Section Four / Time Worn Away

Every corner that Molyda turned, suffering was present. A few days after every single member of her family died, she was forced to go to work. If you didn’t work, you didn’t receive food. She had to continue her work on the roads in mud that was more than a meter deep, she was only about 14 years old. The only rations they workers got was one ladleful of liquid at noon and another at night. As the work on the roads drawled on, Molyda seemed to become blind because of working at night. She was sent home sick, but only for a few days. After seeing her Aunt’s daughter, whom she now called her ‘little sister’, she had to go back to work in order to receive her ration of food and water. Road building was the job she was sent to, again she became blind and was sent home since she was also the thinnest and weakest of the girls. Once she arrived back at her village, a grimacing sight greeted her. Molyda’s ‘little sister’ was showing signs of being beaten up along with a shaved head. All were caused by her abusing neighbor that took care of her when Molyda was out working. Her neighbour lived in the same tent and was just a curtain away. When she was sent back to work, immediately after feeling better, there were news that the patients in the hospital were taking their own lives. Dying was better than suffering, everyone seemed to think. Then Molyda’s job shifted and she ended up where she had started when she first came, harvesting. She would only have two hours of sleep. With the bad conditions at work, Molyda was sent to the hospital in a bad state. Upon her discharge from the hospital, she renders herself unconscious at her ‘little sisters’ hut steps. When she finally awakens, she is greeted with a friendly Mekong face, a very rare sight.
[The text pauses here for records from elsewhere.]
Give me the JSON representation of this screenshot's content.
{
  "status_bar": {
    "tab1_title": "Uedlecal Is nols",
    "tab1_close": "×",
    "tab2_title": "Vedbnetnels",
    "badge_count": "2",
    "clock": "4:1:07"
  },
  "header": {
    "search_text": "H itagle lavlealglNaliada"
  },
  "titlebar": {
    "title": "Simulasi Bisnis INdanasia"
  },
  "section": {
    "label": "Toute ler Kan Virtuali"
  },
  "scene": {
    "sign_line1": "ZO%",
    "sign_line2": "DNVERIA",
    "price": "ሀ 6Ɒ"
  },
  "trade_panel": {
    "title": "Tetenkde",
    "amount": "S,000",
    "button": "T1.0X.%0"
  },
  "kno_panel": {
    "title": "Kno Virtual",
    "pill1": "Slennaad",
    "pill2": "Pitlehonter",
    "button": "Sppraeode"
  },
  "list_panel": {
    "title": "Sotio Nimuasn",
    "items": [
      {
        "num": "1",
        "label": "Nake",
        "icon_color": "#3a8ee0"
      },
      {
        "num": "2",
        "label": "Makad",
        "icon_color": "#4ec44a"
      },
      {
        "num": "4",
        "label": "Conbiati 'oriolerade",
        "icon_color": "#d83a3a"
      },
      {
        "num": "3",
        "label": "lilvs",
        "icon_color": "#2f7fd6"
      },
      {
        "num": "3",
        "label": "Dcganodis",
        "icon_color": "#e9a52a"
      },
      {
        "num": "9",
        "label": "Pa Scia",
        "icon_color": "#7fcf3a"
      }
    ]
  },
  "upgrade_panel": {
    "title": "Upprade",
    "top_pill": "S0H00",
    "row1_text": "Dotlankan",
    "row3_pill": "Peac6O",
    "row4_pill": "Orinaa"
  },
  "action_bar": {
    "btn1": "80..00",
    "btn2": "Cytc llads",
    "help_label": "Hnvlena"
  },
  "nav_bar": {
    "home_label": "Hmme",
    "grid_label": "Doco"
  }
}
She then finds out that she has been sent to the hangars where she would be, supposedly, given to the Vietnamese.